Cryptocurrencies are extremely new and nontraditional assets and a potential shareholder’s ability to evaluate the performance of cryptocurrencies may be limited. Digital assets, represented on a decentralized public transaction ledger that is maintained by an open source protocol, are substantively different from traditional assets and investments. Cryptocurrency is also not legal tender. Federal, state or foreign governments may restrict the use and exchange of cryptocurrency, and regulation in the U.S. is still developing. Cryptocurrency exchanges may stop operating or permanently shut down due to fraud, technical glitches, hackers or malware.
Investments in debt securities typically decrease in value when interest rates rise. This risk is usually greater for longer-term debt securities.
This document may contain forward-looking statements relating to the objectives, opportunities, and the future performance of the U.S. market generally. Forward-looking statements may be identified by the use of such words as “believe,” “expect,” “anticipate,” “should,” “planned,” “estimated,” “potential,” and other similar terms. Examples of forward-looking statements include, but are not limited to, estimates with respect to financial condition, results of operations, and success or lack of success of any particular investment strategy. All are subject to various factors, including, but not limited to general and local economic conditions; changing levels of competition within certain industries and markets; changes in interest rates; changes in legislation or regulation; and other economic, competitive, governmental, regulatory, and technological factors affecting a portfolio’s operations that could cause actual results to differ materially from projected results. Such statements are forward-looking in nature and involve a number of known and unknown risks, uncertainties and other factors, and accordingly, actual results may differ materially from those reflected or contemplated in such forward-looking statements. Prospective investors are cautioned not to place undue reliance on any forward-looking statements or examples. None of WorthPointe or any of its affiliates or principals or any other individual or entity assumes any obligation to update any forward-looking statements as a result of new information, subsequent events or any other circumstances. All statements made herein speak only as of the date they were made.
Other articles filed under Financial Planning
October 20, 2021 - It’s not often investors are able to see the inner workings of a truly brilliant trading strategy in a cutting-edge sector of the investment world, in this case cryptocurrency.
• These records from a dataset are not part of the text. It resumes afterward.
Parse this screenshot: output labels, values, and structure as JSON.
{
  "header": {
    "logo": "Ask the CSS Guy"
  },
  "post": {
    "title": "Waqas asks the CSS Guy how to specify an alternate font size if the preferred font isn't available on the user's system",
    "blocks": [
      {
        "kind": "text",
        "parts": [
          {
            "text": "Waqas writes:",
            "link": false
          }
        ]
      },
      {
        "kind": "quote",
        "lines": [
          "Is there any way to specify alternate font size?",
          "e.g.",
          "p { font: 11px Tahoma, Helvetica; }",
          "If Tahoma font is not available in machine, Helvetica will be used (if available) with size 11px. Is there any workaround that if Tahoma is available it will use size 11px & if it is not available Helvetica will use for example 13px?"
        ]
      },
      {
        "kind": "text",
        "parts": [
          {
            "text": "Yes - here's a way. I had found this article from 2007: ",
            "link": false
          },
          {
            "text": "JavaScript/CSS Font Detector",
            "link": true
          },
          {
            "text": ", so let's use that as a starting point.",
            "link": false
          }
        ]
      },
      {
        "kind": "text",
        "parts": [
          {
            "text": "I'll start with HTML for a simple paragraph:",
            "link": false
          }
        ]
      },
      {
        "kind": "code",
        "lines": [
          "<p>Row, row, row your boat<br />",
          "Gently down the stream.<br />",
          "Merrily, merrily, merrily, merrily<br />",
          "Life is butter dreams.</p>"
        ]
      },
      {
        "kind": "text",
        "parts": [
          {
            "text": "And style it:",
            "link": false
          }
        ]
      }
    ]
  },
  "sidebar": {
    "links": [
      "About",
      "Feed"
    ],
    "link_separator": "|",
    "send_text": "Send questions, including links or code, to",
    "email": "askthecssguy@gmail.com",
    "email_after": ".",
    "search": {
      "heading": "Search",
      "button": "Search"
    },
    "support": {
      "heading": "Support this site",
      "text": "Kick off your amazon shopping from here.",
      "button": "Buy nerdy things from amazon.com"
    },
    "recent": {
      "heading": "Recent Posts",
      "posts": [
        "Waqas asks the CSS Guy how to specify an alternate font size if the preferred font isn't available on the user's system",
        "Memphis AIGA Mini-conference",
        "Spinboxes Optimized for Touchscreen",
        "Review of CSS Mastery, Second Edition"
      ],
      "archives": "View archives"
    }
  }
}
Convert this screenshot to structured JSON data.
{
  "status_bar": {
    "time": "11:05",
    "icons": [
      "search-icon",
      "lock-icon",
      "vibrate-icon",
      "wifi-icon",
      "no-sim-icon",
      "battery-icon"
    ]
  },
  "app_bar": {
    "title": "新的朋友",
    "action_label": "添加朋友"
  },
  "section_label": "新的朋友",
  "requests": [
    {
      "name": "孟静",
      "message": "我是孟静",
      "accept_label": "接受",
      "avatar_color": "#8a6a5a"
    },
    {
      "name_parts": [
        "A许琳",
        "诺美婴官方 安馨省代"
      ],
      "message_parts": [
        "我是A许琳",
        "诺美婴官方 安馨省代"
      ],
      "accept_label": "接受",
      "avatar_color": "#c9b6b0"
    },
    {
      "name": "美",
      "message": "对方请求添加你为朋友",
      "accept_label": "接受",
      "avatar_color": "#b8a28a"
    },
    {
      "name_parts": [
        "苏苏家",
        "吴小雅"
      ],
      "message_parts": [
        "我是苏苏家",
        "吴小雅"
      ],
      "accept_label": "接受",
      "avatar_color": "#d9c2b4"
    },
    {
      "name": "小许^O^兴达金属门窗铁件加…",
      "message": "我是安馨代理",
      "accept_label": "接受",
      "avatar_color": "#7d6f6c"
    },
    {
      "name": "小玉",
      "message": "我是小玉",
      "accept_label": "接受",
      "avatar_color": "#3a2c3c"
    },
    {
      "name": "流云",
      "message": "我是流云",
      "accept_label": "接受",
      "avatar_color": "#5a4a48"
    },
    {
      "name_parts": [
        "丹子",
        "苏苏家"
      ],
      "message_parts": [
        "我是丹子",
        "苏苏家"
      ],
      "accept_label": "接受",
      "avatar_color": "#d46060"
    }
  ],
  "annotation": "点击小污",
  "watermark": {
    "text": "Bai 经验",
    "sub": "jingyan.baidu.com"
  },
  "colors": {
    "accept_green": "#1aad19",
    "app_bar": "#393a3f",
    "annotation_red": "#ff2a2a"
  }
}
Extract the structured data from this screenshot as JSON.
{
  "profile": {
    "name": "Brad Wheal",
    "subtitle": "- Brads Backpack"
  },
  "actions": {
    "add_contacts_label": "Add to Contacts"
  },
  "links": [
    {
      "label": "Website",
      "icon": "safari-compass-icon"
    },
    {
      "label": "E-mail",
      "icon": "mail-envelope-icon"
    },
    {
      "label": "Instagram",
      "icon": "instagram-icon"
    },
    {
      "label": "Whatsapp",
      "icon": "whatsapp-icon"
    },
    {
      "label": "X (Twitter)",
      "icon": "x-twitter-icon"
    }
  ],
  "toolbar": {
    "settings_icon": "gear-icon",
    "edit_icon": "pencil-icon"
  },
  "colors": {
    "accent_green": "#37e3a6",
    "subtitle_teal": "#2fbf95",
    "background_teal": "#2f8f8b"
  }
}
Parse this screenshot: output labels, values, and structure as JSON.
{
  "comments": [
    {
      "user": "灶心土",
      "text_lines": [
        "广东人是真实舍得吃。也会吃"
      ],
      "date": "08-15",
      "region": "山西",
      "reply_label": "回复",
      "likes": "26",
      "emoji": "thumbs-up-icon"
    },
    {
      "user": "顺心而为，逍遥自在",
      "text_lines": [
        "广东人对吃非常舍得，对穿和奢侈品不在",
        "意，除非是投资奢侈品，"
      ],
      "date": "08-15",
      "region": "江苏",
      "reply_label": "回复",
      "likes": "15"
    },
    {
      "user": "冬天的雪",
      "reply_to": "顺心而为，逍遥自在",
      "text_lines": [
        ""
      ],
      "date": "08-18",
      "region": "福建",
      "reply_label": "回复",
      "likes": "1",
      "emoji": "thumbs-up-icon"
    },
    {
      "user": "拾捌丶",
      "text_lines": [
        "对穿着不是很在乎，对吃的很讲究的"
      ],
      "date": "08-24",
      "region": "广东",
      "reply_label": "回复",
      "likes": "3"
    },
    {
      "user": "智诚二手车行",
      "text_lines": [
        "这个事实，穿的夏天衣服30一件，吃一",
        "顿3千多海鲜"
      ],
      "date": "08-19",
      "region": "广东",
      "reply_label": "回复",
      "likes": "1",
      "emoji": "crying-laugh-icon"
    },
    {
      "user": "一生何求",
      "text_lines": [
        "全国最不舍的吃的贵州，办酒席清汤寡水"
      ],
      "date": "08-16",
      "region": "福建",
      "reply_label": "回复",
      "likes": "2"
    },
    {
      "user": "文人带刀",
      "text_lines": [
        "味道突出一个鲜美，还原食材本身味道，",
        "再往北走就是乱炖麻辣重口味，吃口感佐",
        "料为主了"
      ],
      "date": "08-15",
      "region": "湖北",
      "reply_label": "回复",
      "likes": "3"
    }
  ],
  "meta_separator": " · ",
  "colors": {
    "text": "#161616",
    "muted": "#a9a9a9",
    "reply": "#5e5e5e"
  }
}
Many unique investment strategies are often driven by “black box” quantitative...
August 3, 2021 - If you’re under age 50, it may be difficult to imagine your health condition and medical needs decades into the future. However, when analyzing the need and benefits of long-term care insurance, perhaps it’s easier to recall a personal experience...
July 26, 2021 - It can be easy to lose track of your personal financial planning, budget, and income in the hustle and bustle of life. On The John Chapman Show, John discusses how this oversight, as well as not working with a financial...
July 19, 2021 - If you’re not familiar with a Deferred Sales Trust (DST), you’re not alone. While it may be a relatively unknown strategy, a DST, similar to an installment sale, can help mitigate significant tax liability for certain individuals. Primarily used by...
September 29, 2020 - Let me guess… You became a financial advisor because you want to help families secure their financial futures. You envisioned yourself coming to work every day fired up about helping your clients accomplish their dreams. But you’ve hit a roadblock....
- WorthPointe Advisor Talks Financial Resilience on Podcast
- The Morgan Report Q3 2020 Review – Get Your FAANG’s Out?